In this video Jim Andelman explores venture capital investing and the emergence of capital efficient businesses.
Jim Andelman, co-founder and General Partner of Rincon Venture Partner
Jim is a co-founder and General Partner of Rincon Venture Partners. In this capacity, he is responsible for driving the fund’s investment activities, as well as the firm’s operations. Jim has more than fifteen years of experience in venture capital investing, technology investment banking and advisory services and strategic business consulting.
Previously, Jim led software investing at Broadview Capital Partners, a $250 million expansion-stage venture capital firm. Jim was responsible for developing investment themes, sourcing investment opportunities, performing company assessments, negotiating and executing transactions, and advising portfolio companies. Jim led the assessment of over 300 investment opportunities, participated in the deployment of $78 million across five portfolio companies, four of which exited via acquisition despite a challenging macroeconomic environment.
During the late 1800’s, American author Horatio Alger wrote 129 novels, most of which recount the deeds of impoverished young people who overcome their modest means to establish independent lives as self-sufficient, middle class citizens.
Years after Alger created this new genre, it was derisively (and incorrectly) termed “rags to riches.” A common critique is that Mr. Alger’s heroes succeeded by conveying a simplistic formula comprised of honesty, cheerfulness, virtue, thrift, and hard work.
Dismissing Mr. Alger’s works as juvenile rags to riches novels misses the author’s primary point and the reason why the books had such a tremendous impact on several generations of American entrepreneurs.
It is your chance to break into the “big time” All of your hard work and preparation comes down to a brief performance, the outcome of which could be life-changing.
This was the situation faced by the hundreds of comedians who debuted on “The Tonight Show” during Johnny Carson’s 30-year tenure. If they succeeded, Johnny shook their hand at the end of their routine and offered them a seat in his guest chair. This small gesture indicated that he approved of their act and would invite them back for a future performance.
The careers of nearly every successful comedian during the 1970s and 1980s, including George Carlin, Flip Wilson, Freddie Prinze, Sr., Joan Rivers, Roseanne Barr, Ellen DeGeneres, Jerry Seinfeld, Robin Williams, Jay Leno and David Letterman, were launched by a brief monologue on “The Tonight Show.”
In the 1960s cop show “The Mod Squad,” Linc played a vital role as the tough, street-savvy member of the hip, made-for-TV crime-fighting team. When you shake down a drug-addled informant, Lincs are a great asset. However, when you are negotiating with a Big Dumb Corporate Investor (BDCI), links between the strategic aspect of your partnership and the investment terms can be fatal to your adVenture.

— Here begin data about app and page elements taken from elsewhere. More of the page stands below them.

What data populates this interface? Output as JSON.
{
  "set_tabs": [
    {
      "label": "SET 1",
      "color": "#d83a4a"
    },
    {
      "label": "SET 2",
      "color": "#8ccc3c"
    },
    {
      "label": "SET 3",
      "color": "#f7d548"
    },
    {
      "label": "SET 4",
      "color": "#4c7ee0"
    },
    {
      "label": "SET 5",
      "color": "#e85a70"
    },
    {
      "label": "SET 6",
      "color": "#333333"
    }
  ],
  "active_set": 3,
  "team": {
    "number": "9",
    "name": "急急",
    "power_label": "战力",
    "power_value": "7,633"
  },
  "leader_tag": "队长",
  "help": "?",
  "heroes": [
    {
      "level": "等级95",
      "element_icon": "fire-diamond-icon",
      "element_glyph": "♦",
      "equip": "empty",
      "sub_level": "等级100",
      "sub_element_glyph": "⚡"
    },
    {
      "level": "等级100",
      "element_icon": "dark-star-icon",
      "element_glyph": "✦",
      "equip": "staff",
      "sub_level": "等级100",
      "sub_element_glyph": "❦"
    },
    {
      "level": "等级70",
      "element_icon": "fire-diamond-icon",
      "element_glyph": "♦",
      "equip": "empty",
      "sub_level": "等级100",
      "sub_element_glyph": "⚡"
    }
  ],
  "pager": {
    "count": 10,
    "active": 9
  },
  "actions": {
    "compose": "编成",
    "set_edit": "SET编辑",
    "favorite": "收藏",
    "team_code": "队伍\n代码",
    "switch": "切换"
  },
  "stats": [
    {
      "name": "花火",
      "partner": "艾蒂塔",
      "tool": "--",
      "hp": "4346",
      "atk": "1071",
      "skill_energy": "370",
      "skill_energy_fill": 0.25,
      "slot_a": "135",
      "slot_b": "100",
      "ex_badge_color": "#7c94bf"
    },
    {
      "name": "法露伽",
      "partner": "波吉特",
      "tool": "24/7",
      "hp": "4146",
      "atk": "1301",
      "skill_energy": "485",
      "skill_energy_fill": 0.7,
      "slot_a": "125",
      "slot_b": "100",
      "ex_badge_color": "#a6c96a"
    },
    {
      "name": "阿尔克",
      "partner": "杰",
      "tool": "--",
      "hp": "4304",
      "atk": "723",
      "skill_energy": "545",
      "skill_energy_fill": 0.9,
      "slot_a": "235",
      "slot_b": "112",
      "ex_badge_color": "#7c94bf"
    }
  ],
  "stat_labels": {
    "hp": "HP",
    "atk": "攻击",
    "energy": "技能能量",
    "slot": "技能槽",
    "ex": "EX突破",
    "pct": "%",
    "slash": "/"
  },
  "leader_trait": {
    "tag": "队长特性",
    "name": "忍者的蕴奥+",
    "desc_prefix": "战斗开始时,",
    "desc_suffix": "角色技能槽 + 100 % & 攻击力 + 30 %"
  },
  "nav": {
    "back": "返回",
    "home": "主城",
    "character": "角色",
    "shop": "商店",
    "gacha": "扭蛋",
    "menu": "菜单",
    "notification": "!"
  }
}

Each aspect of your BDCI relationship, financial and operational, should stand separately on its own merits. If there is not adequate strategic value in the relationship, do not accept BDCI funding.
Nair was developed during the 1970s as a hair-removal product for the emerging population of busy, professional women. Despite potential side effects such as itching, burning and scarring, Nair continues to help women effectively remove unwanted hair and leave their skin “smooth and shiny, with no nicks or cuts.”
Ask any venture investor. They would love to slather their startup investments with Nair. Why? Because every deal has unwanted hair – one or more significant flaws which make the deal imperfect. Savvy entrepreneurs also understand this reality. As a result, they do everything within reason to reduce the hair on their adVenture before they seek investment capital.